I don’t remember applying to college, it was such a non-event in my family. My parents didn’t go to college, and I recall precisely one appointment with a guidance counselor. As deadlines loomed, I finally asked my older brother where to apply. He named four schools and without further research, I requested applications and applied to only those four, hammering out essays on a typewriter, the odor of White Out in the air.
If you recall the days of sweating over paper applications, the bell of your parents’ IBM Selectric as you reached the end of a line, and visiting a lonely guidance counselor whose office was located deep in the bowels of your high school, know that your child will have a very different experience. One click of a keyboard disseminates your student’s brilliant, insightful essays and copious list of activities to all the colleges and universities.
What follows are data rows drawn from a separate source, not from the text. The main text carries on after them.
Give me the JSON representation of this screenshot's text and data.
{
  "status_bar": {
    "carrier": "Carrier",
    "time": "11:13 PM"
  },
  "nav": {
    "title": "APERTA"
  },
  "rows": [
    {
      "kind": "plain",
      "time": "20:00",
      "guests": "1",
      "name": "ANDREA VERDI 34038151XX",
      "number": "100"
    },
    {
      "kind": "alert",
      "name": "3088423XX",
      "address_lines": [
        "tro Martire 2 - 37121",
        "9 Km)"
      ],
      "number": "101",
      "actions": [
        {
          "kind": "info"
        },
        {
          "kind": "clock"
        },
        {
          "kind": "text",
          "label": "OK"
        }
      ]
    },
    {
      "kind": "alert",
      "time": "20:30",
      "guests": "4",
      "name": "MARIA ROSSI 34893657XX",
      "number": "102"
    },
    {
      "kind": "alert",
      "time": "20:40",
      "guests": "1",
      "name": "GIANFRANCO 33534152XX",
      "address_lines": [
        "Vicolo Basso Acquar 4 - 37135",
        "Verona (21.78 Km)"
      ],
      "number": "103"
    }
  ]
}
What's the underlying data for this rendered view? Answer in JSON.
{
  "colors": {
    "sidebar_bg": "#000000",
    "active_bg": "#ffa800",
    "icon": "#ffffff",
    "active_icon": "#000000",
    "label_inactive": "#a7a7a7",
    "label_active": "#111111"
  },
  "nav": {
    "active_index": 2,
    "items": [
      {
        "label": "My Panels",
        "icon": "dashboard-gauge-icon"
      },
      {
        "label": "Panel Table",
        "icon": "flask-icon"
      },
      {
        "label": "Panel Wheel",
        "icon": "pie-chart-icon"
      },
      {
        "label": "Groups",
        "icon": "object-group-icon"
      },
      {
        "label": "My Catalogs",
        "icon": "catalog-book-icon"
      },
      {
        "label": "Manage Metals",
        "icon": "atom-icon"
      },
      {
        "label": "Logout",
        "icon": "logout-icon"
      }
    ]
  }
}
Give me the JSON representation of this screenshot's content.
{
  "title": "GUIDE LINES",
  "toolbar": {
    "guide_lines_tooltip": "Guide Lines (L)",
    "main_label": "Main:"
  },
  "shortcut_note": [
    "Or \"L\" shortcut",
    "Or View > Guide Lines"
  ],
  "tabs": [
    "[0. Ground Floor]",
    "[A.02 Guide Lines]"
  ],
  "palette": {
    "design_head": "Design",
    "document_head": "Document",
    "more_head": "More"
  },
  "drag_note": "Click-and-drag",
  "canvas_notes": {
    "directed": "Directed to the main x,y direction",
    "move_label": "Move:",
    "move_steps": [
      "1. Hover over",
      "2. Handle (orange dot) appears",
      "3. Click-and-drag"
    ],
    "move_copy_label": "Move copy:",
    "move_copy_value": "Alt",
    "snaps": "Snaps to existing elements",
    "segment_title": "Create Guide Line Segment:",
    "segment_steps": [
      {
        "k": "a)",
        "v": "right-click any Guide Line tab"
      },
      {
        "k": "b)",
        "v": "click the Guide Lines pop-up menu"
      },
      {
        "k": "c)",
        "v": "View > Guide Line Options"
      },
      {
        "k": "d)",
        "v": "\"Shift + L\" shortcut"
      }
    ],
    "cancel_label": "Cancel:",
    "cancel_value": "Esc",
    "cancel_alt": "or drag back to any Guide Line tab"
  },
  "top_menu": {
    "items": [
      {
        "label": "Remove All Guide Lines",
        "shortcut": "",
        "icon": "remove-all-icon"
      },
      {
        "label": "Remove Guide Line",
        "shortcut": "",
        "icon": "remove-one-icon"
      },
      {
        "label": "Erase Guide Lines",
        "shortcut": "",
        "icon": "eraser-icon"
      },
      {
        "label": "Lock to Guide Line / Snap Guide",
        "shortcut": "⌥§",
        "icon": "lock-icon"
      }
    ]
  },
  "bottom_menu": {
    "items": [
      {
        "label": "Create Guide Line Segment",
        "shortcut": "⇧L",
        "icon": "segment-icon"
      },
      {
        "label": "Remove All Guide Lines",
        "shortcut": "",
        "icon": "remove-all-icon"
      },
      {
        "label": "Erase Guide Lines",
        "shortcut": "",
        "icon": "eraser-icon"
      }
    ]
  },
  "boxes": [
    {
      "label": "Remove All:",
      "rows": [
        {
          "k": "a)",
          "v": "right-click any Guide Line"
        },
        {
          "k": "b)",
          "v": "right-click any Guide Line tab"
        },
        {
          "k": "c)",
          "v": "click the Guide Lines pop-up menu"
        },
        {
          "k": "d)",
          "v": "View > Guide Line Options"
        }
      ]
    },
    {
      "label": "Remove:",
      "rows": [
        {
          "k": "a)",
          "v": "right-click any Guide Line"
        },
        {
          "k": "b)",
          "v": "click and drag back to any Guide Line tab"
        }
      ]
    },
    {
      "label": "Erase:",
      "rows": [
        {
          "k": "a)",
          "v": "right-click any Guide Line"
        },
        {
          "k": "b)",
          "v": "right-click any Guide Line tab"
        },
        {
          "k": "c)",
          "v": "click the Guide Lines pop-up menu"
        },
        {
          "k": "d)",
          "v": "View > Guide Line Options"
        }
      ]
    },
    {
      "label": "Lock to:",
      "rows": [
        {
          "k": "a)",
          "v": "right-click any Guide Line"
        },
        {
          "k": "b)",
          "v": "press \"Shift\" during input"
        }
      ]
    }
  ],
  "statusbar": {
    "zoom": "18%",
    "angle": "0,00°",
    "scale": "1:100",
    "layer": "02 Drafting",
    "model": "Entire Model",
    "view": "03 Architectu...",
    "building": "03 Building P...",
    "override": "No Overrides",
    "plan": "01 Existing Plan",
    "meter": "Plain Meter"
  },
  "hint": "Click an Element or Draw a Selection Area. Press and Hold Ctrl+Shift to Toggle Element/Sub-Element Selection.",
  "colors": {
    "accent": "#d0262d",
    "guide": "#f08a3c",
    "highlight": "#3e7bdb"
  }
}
Or at least that is the theory.
Applications and College Planning
Electronic submissions save students the stress of rushing to the post office, and the Common App streamlines applying. About 960 schools employ the Common App, some require the Coalition Application (about 150 schools), and a handful rely on the Universal Application. The names belie the fact that the applications are neither common nor universal. Many institutions still use their own applications and others add their own essay or short answer prompts to the Common App. The University of Chicago prides itself on its unpredictable, obscure questions such as “Where’s Waldo and why does it matter?” to challenge students.
The process’s greater ease means students are also applying to more institutions, with 8-12 applications common according to Denise Kupetz, co-founder and half of the College Route Map team, a Central Park business centered on college planning. College planning services were not a concept when I submitted my applications, so Kupetz and co-founder Jeff Ederer share with me what it is they do exactly with their collective 55 years of higher education expertise. Ederer distills the mission into a single sentence: “We sherpa students and families through the process of college admissions.”
Comprehensive planning includes helping students create a strong best-fit college list, a well-presented activity portfolio, set deadlines and goals, and edit and provide detailed feedback on multiple essays. The pair is committed to helping identify institutions that align with a student’s academic priorities, lifestyle and learning preferences (Urban? Rural? Small liberal arts? Large state school?), and economic realities.
“It’s not just a student going to college, but it’s the family getting their students to college, and not just getting there, but helping support them so that they are a successful college student and that they graduate. It’s a far more perilous process without parental buy-in,” says Ederer.
One student who started working with College Route Map in September admitted “I feel like I would be very behind if I didn’t have them helping me. I have a deadline this Friday for a school and I wouldn’t have been prepared if I hadn’t had help.” Ederer recommends students start the process in their junior year, taking advantage of existing travel plans to tour college campuses. On a budget? Tour nearby schools like the University of Colorado Boulder and Colorado College, to experience a large state versus a small private school. Beyond the formal tours, “sit in the cafeteria with a table full of students. Students love to tell people about their college experiences,” says Ederer.
Even before writing essays and meeting deadlines, developing a curated list of colleges is fundamental. “Ask students to name schools. Most will name 30. You could name maybe the Ivy League schools, the schools that are in your state, maybe a few others. But the reality is that there are about three thousand really good schools in this country. And so most of it is just trying to help a student learn about these, you know, three thousand that they don’t even know exists,” says Kupetz. “I know you might want to go to someplace because of XYZ, but if you like this place, you might also really like this place. Just to build those connections is huge for students.”
“Being open-minded is important, so if a school doesn’t perfectly fit what I want, that doesn’t mean it’s not a school that I wouldn’t succeed in, or enjoy. Like Boston University…I’m willing to sacrifice the weather because it has everything else that I want,” says the senior.
Ederer and Kupetz meet weekly with each student to help them to interrogate their priorities for their college experience, whittle down a list, engage parents, review essays, and keep students on track with deadlines.
The FAFSA and CSS portals opened October 1, and while most deadlines are not yet upon us, both federal aid programs (Pell Grants, student loans, work-study, etc.) and school-based aid rely on timely submission of documents. School-based aid, in particular, is time-sensitive, as it’s first-come, first-serve for scholarships and grants determined in large part by parents’ responses to the much more exhaustive (and exhausting) CSS Profile some colleges require.
Kupetz advises parents to “Be in it for the long haul. This is not a short process. It can be cumbersome, and depending on the financial situation, you may have to call the financial aid office. Hopefully, they’ll call you back. But there are real people that work there and they will usually help you through the process but it is annoyingly time consuming, especially if it’s not in our time zone.”
For more information about College Route Map visit https://www.collegeroutemap.com/ or call 720-422-7676.